Speech therapy is offered to children above the age of six who live within the city boundary of Nottingham – where health services are provided by NHS Nottingham City.
In an effort to get the service restored for families living outside the city boundary, Mr Harrison has enlisted the help of charity Ipsea – which offers free and independent advice to parents of children with special educational needs.
Its chief executive, Jane McConnall, said that if more families came forward, the charity would take up the case on their behalf and fight for the decision to be overruled.
"Unfortunately, this type of thing happens more frequently than you think," she said.
Sam Walters, chief officer for the newly-formed Nottingham North and East Clinical Commissioning Group, said speech therapy was only offered to children who met "specified criteria".
When asked by the Post if such criteria meant aged over six, he agreed that it was one of the factors.

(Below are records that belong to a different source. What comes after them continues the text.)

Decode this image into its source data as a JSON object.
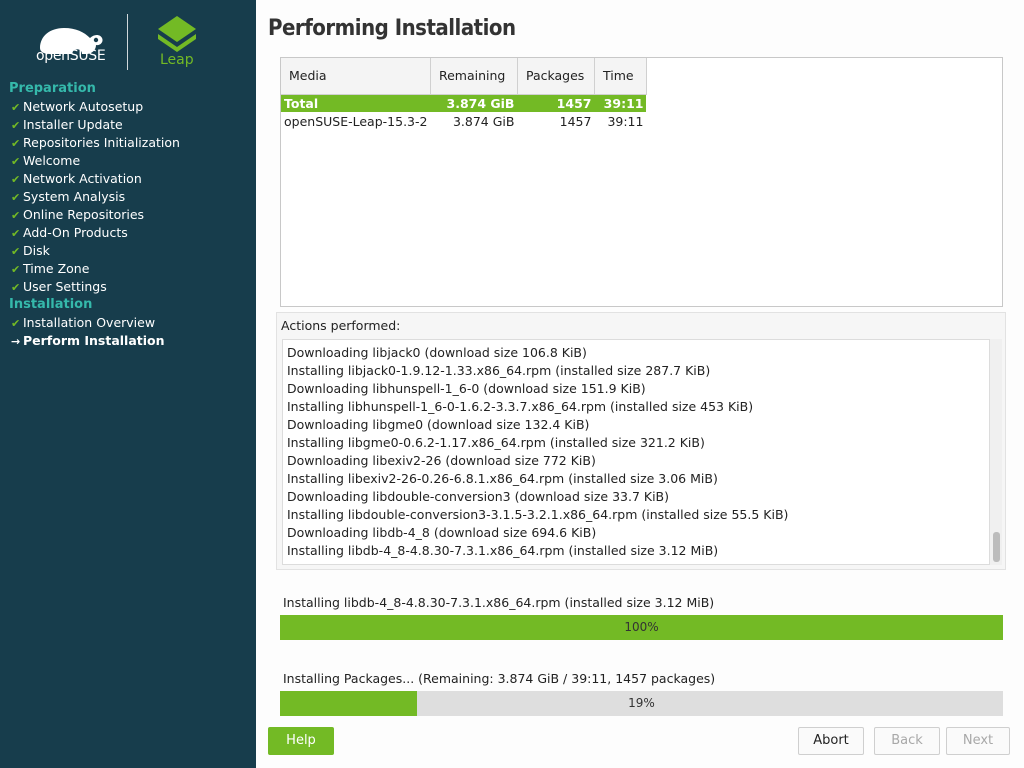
{
  "sidebar": {
    "brand": "openSUSE",
    "product": "Leap",
    "groups": [
      {
        "heading": "Preparation",
        "steps": [
          {
            "label": "Network Autosetup",
            "mark": "✔"
          },
          {
            "label": "Installer Update",
            "mark": "✔"
          },
          {
            "label": "Repositories Initialization",
            "mark": "✔"
          },
          {
            "label": "Welcome",
            "mark": "✔"
          },
          {
            "label": "Network Activation",
            "mark": "✔"
          },
          {
            "label": "System Analysis",
            "mark": "✔"
          },
          {
            "label": "Online Repositories",
            "mark": "✔"
          },
          {
            "label": "Add-On Products",
            "mark": "✔"
          },
          {
            "label": "Disk",
            "mark": "✔"
          },
          {
            "label": "Time Zone",
            "mark": "✔"
          },
          {
            "label": "User Settings",
            "mark": "✔"
          }
        ]
      },
      {
        "heading": "Installation",
        "steps": [
          {
            "label": "Installation Overview",
            "mark": "✔"
          },
          {
            "label": "Perform Installation",
            "mark": "→",
            "current": true
          }
        ]
      }
    ]
  },
  "title": "Performing Installation",
  "media_table": {
    "columns": [
      "Media",
      "Remaining",
      "Packages",
      "Time"
    ],
    "rows": [
      {
        "media": "Total",
        "remaining": "3.874 GiB",
        "packages": "1457",
        "time": "39:11",
        "selected": true
      },
      {
        "media": "openSUSE-Leap-15.3-2",
        "remaining": "3.874 GiB",
        "packages": "1457",
        "time": "39:11"
      }
    ]
  },
  "actions": {
    "label": "Actions performed:",
    "lines": [
      "Downloading libjack0 (download size 106.8 KiB)",
      "Installing libjack0-1.9.12-1.33.x86_64.rpm (installed size 287.7 KiB)",
      "Downloading libhunspell-1_6-0 (download size 151.9 KiB)",
      "Installing libhunspell-1_6-0-1.6.2-3.3.7.x86_64.rpm (installed size 453 KiB)",
      "Downloading libgme0 (download size 132.4 KiB)",
      "Installing libgme0-0.6.2-1.17.x86_64.rpm (installed size 321.2 KiB)",
      "Downloading libexiv2-26 (download size 772 KiB)",
      "Installing libexiv2-26-0.26-6.8.1.x86_64.rpm (installed size 3.06 MiB)",
      "Downloading libdouble-conversion3 (download size 33.7 KiB)",
      "Installing libdouble-conversion3-3.1.5-3.2.1.x86_64.rpm (installed size 55.5 KiB)",
      "Downloading libdb-4_8 (download size 694.6 KiB)",
      "Installing libdb-4_8-4.8.30-7.3.1.x86_64.rpm (installed size 3.12 MiB)"
    ]
  },
  "progress_current": {
    "label": "Installing libdb-4_8-4.8.30-7.3.1.x86_64.rpm (installed size 3.12 MiB)",
    "percent": 100,
    "text": "100%"
  },
  "progress_total": {
    "label": "Installing Packages... (Remaining: 3.874 GiB / 39:11, 1457 packages)",
    "percent": 19,
    "text": "19%"
  },
  "buttons": {
    "help": "Help",
    "abort": "Abort",
    "back": "Back",
    "next": "Next"
  },
  "colors": {
    "sidebar_bg": "#173d4c",
    "accent_green": "#73ba25",
    "heading_teal": "#35b9ab"
  }
}
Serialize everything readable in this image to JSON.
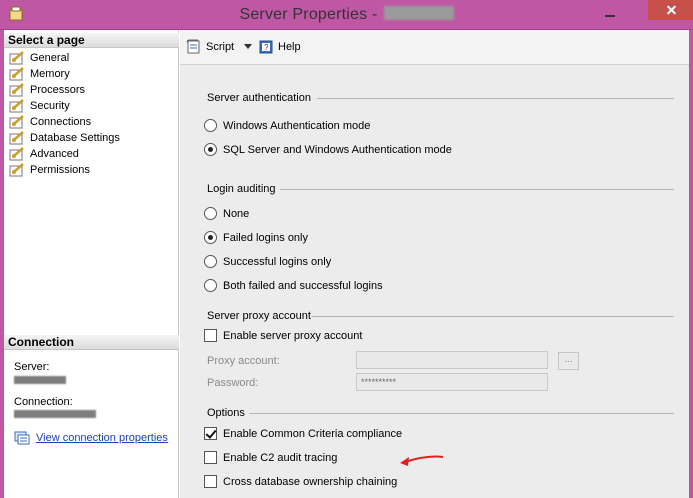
{
  "window": {
    "title": "Server Properties -",
    "colors": {
      "frame": "#bf57a4",
      "close": "#c7504a",
      "link": "#1a3fbf",
      "annotation_arrow": "#e02020"
    }
  },
  "select_page": {
    "header": "Select a page",
    "items": [
      "General",
      "Memory",
      "Processors",
      "Security",
      "Connections",
      "Database Settings",
      "Advanced",
      "Permissions"
    ]
  },
  "connection": {
    "header": "Connection",
    "server_label": "Server:",
    "connection_label": "Connection:",
    "view_link": "View connection properties"
  },
  "toolbar": {
    "script_label": "Script",
    "help_label": "Help"
  },
  "server_authentication": {
    "title": "Server authentication",
    "options": [
      {
        "label": "Windows Authentication mode",
        "selected": false
      },
      {
        "label": "SQL Server and Windows Authentication mode",
        "selected": true
      }
    ]
  },
  "login_auditing": {
    "title": "Login auditing",
    "options": [
      {
        "label": "None",
        "selected": false
      },
      {
        "label": "Failed logins only",
        "selected": true
      },
      {
        "label": "Successful logins only",
        "selected": false
      },
      {
        "label": "Both failed and successful logins",
        "selected": false
      }
    ]
  },
  "proxy": {
    "title": "Server proxy account",
    "enable_label": "Enable server proxy account",
    "enable_checked": false,
    "proxy_account_label": "Proxy account:",
    "proxy_account_value": "",
    "password_label": "Password:",
    "password_value": "**********",
    "browse_label": "..."
  },
  "options": {
    "title": "Options",
    "items": [
      {
        "label": "Enable Common Criteria compliance",
        "checked": true
      },
      {
        "label": "Enable C2 audit tracing",
        "checked": false
      },
      {
        "label": "Cross database ownership chaining",
        "checked": false
      }
    ]
  }
}
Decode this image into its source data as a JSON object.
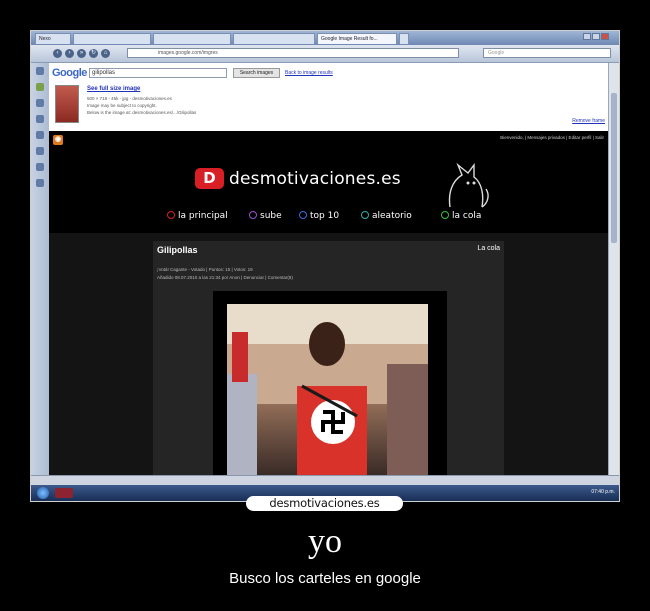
{
  "browser": {
    "tabs": [
      {
        "label": "Nexo"
      },
      {
        "label": ""
      },
      {
        "label": ""
      },
      {
        "label": ""
      },
      {
        "label": "Google Image Result fo..."
      }
    ],
    "url": "images.google.com/imgres",
    "search_placeholder": "Google"
  },
  "google": {
    "logo": "Google",
    "query": "gilipollas",
    "search_button": "Search images",
    "back_link": "Back to image results",
    "full_size_link": "See full size image",
    "meta_lines": [
      "500 × 718 - 45k - jpg - desmotivaciones.es",
      "Image may be subject to copyright.",
      "Below is the image at: desmotivaciones.es/.../Gilipollas"
    ],
    "remove_frame": "Remove frame"
  },
  "site": {
    "rss_label": "rss",
    "welcome": "Bienvenido, | Mensajes privados | Editar perfil | Salir",
    "logo_mark": "D",
    "logo_text": "desmotivaciones.es",
    "menu": [
      {
        "label": "la principal",
        "color": "#d91f26"
      },
      {
        "label": "sube",
        "color": "#9b4fd1"
      },
      {
        "label": "top 10",
        "color": "#3d6fe0"
      },
      {
        "label": "aleatorio",
        "color": "#2fb0a8"
      },
      {
        "label": "la cola",
        "color": "#3fbf3f"
      }
    ],
    "post": {
      "title": "Gilipollas",
      "queue_label": "La cola",
      "meta_1": "¡Votá! Cagante - Votado | Puntos: 15 | Votos: 19",
      "meta_2": "Añadido 08.07.2010 a las 21:34 por Anon | Denunciar | Comentar(8)"
    }
  },
  "taskbar": {
    "clock": "07:40 p.m."
  },
  "poster": {
    "brand": "desmotivaciones.es",
    "title": "yo",
    "subtitle": "Busco los carteles en google"
  }
}
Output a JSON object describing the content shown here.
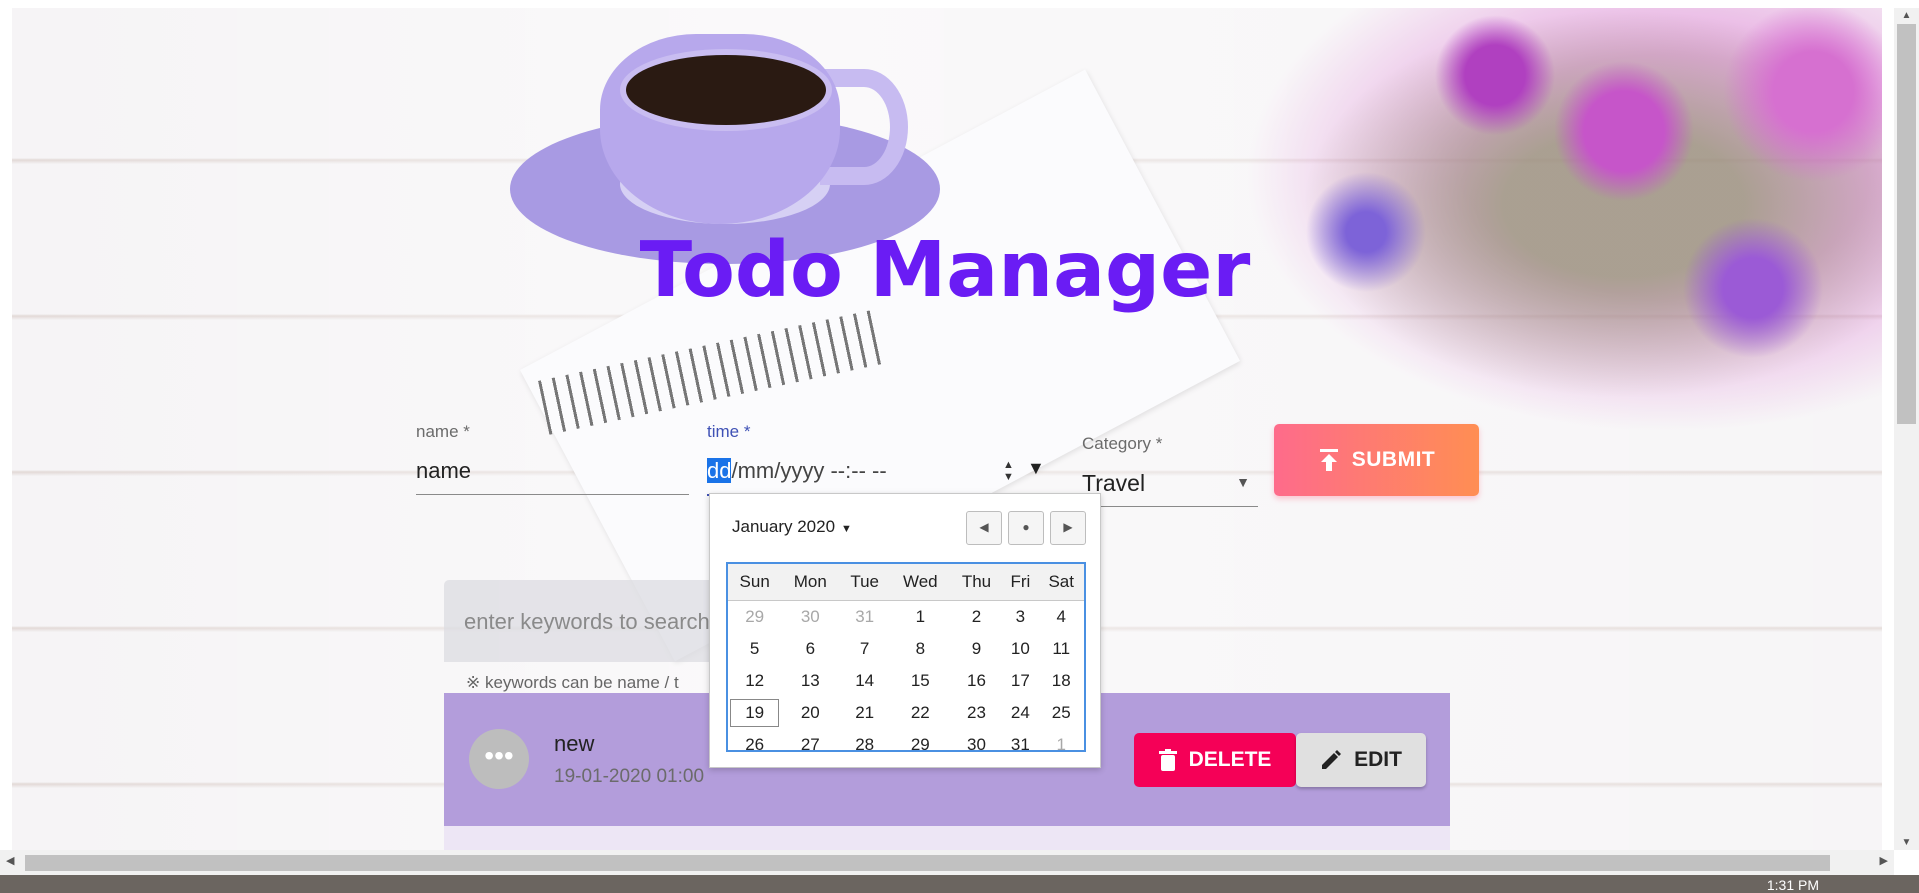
{
  "app": {
    "title": "Todo Manager"
  },
  "form": {
    "name_label": "name *",
    "name_value": "name",
    "time_label": "time *",
    "time_value_highlight": "dd",
    "time_value_rest": "/mm/yyyy --:-- --",
    "category_label": "Category *",
    "category_value": "Travel",
    "submit_label": "SUBMIT"
  },
  "search": {
    "placeholder": "enter keywords to search",
    "hint": "※ keywords can be name / t"
  },
  "calendar": {
    "month_label": "January 2020",
    "weekdays": [
      "Sun",
      "Mon",
      "Tue",
      "Wed",
      "Thu",
      "Fri",
      "Sat"
    ],
    "weeks": [
      [
        "29",
        "30",
        "31",
        "1",
        "2",
        "3",
        "4"
      ],
      [
        "5",
        "6",
        "7",
        "8",
        "9",
        "10",
        "11"
      ],
      [
        "12",
        "13",
        "14",
        "15",
        "16",
        "17",
        "18"
      ],
      [
        "19",
        "20",
        "21",
        "22",
        "23",
        "24",
        "25"
      ],
      [
        "26",
        "27",
        "28",
        "29",
        "30",
        "31",
        "1"
      ]
    ]
  },
  "todos": [
    {
      "name": "new",
      "date": "19-01-2020 01:00",
      "delete_label": "DELETE",
      "edit_label": "EDIT"
    }
  ],
  "taskbar": {
    "clock": "1:31 PM"
  },
  "colors": {
    "title": "#6a1cf4",
    "todo_bg": "#b39ddb",
    "delete": "#f50057",
    "submit_from": "#fe6b8b",
    "submit_to": "#ff8e53"
  }
}
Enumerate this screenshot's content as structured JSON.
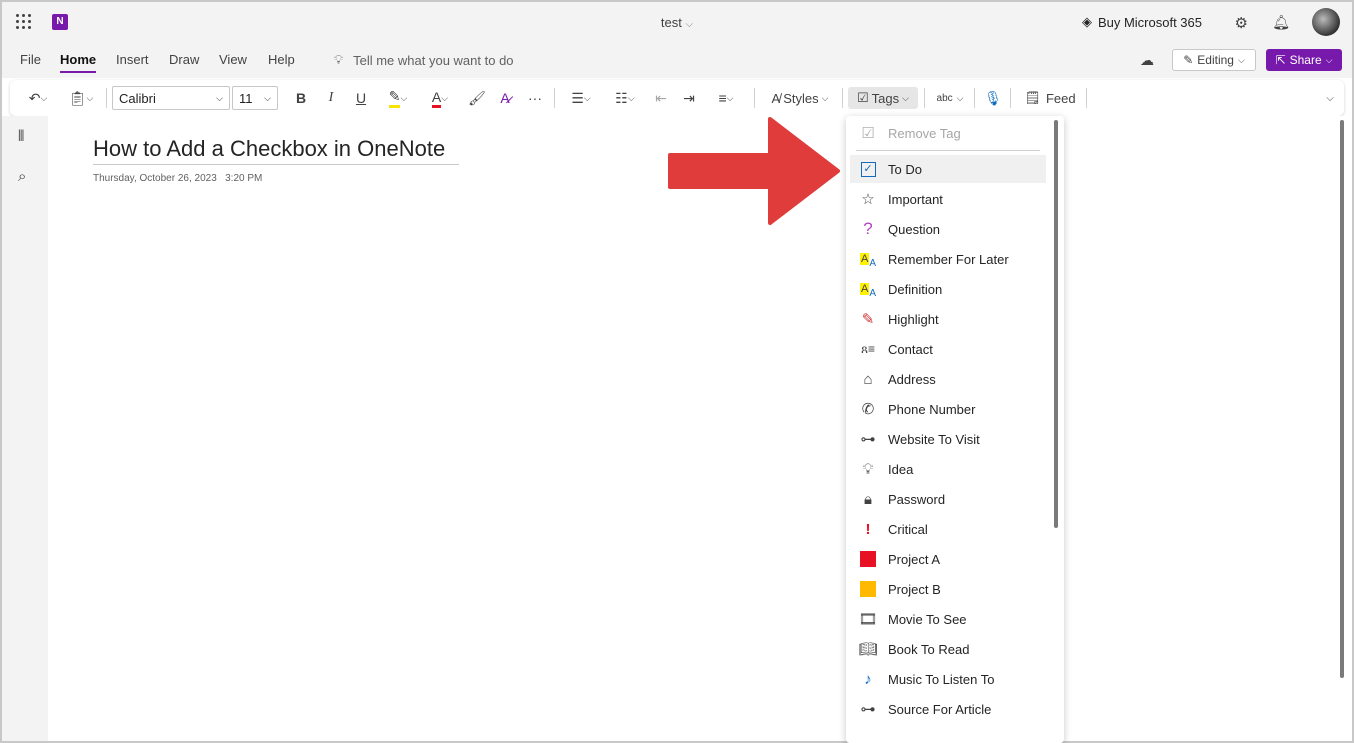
{
  "window": {
    "doc_title": "test",
    "buy_label": "Buy Microsoft 365"
  },
  "menu": {
    "tabs": [
      "File",
      "Home",
      "Insert",
      "Draw",
      "View",
      "Help"
    ],
    "tell_me": "Tell me what you want to do",
    "editing_label": "Editing",
    "share_label": "Share"
  },
  "ribbon": {
    "font_name": "Calibri",
    "font_size": "11",
    "bold": "B",
    "italic": "I",
    "underline": "U",
    "styles_label": "Styles",
    "tags_label": "Tags",
    "spell_label": "abc",
    "feed_label": "Feed"
  },
  "page": {
    "title": "How to Add a Checkbox in OneNote",
    "date": "Thursday, October 26, 2023",
    "time": "3:20 PM"
  },
  "tags_menu": {
    "items": [
      {
        "label": "Remove Tag",
        "icon": "remove-tag-icon",
        "disabled": true
      },
      {
        "label": "To Do",
        "icon": "checkbox-icon",
        "selected": true
      },
      {
        "label": "Important",
        "icon": "star-icon"
      },
      {
        "label": "Question",
        "icon": "question-icon"
      },
      {
        "label": "Remember For Later",
        "icon": "highlight-a-icon"
      },
      {
        "label": "Definition",
        "icon": "highlight-a-icon"
      },
      {
        "label": "Highlight",
        "icon": "pen-icon"
      },
      {
        "label": "Contact",
        "icon": "contact-icon"
      },
      {
        "label": "Address",
        "icon": "home-icon"
      },
      {
        "label": "Phone Number",
        "icon": "phone-icon"
      },
      {
        "label": "Website To Visit",
        "icon": "link-icon"
      },
      {
        "label": "Idea",
        "icon": "lightbulb-icon"
      },
      {
        "label": "Password",
        "icon": "lock-icon"
      },
      {
        "label": "Critical",
        "icon": "exclamation-icon"
      },
      {
        "label": "Project A",
        "icon": "red-square-icon"
      },
      {
        "label": "Project B",
        "icon": "yellow-square-icon"
      },
      {
        "label": "Movie To See",
        "icon": "film-icon"
      },
      {
        "label": "Book To Read",
        "icon": "book-icon"
      },
      {
        "label": "Music To Listen To",
        "icon": "music-note-icon"
      },
      {
        "label": "Source For Article",
        "icon": "link-icon"
      }
    ]
  },
  "colors": {
    "accent": "#7719aa",
    "arrow": "#e03c3c",
    "project_a": "#e81123",
    "project_b": "#ffb900"
  }
}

Mr Walters said: "The Children's Speech and Language Therapy Service assesses, diagnoses, designs and delivers care packages to targeted, specific groups of children.
"Care and treatment is based upon relevant guidance and national clinical standards.
"Locally, Notts County Council and Nottingham City Council have dedicated special needs support teams with responsibility to support school-aged children.
"Once children are in school, they require a different level of support and evidence shows that the results are not always as effective."
Families who have been affected by the cuts are urged to get in touch with Mr Harrison by e-mailing him at firstname.lastname@example.org.